The Warsaw regime has taken every opportunity since signing the Aug. 31 agreement which guaranteed the existence of independent trade unions to affirm that guarantee. But tomorrow's discussion relates to the one theme on which the Polish government can brook no compromise: its communist principles.

These principles -- which include the leading role of the party in the state, social ownership of the means of production and the inviolability of Poland's international alliances -- were recognized by workers in the Gdansk agreement. At issue is whether Solidarity can agree to write them into its charter.

Union leaders say such political principles have no place in the charter of their nonpolitical organization. Government officials answer that by refusing to include them, Solidarity itself commits a political act.
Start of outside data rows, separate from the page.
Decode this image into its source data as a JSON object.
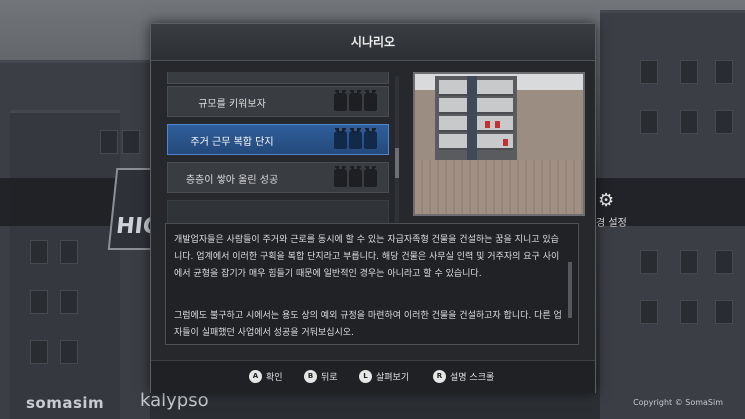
{
  "modal": {
    "title": "시나리오"
  },
  "scenarios": [
    {
      "label": "규모를 키워보자",
      "selected": false
    },
    {
      "label": "주거 근무 복합 단지",
      "selected": true
    },
    {
      "label": "층층이 쌓아 올린 성공",
      "selected": false
    }
  ],
  "description": {
    "paragraph1": "개발업자들은 사람들이 주거와 근로를 동시에 할 수 있는 자급자족형 건물을 건설하는 꿈을 지니고 있습니다. 업계에서 이러한 구획을 복합 단지라고 부릅니다. 해당 건물은 사무실 인력 및 거주자의 요구 사이에서 균형을 잡기가 매우 힘들기 때문에 일반적인 경우는 아니라고 할 수 있습니다.",
    "paragraph2": "그럼에도 불구하고 시에서는 용도 상의 예외 규정을 마련하여 이러한 건물을 건설하고자 합니다. 다른 업자들이 실패했던 사업에서 성공을 거둬보십시오."
  },
  "footer": {
    "hints": [
      {
        "key": "A",
        "label": "확인"
      },
      {
        "key": "B",
        "label": "뒤로"
      },
      {
        "key": "L",
        "label": "살펴보기"
      },
      {
        "key": "R",
        "label": "설명 스크롤"
      }
    ]
  },
  "background": {
    "settings_label": "경 설정",
    "logo_text": "HIG",
    "brand_left": "somasim",
    "brand_right": "kalypso",
    "copyright": "Copyright © SomaSim"
  },
  "colors": {
    "selected": "#2f5f9c",
    "panel": "#26282c"
  }
}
The Warsaw district court forced the principles in as part of its decision last week to go ahead and register Solidarity -- a tour de force branded as illegal by the union which has announced it will appeal the insertion and other changes dictated by the court.

Going on the assumption that the lower court did not act on its own -- and neither will the Supreme Court in hearing the appeal -- union leaders want assurances from the government that Polish authorities will swing their influence behind Solidarity's cause. Depending on the response, the union has threatened it will prepare selective strikes by Nov. 12.

Four other issues are on Solidarity's agenda: more access to the media, which includes provision for a new trade union paper; further wage increases for groups not adequately covered under the summer agreements; registration of the trade union of peasants, whose statute was rejected on grounds that farmers, most of whom own their own land, do not qualify as workers and so do not come under the Gdansk accord; drafting of real economic reforms to get rid of chronic shortages of goods.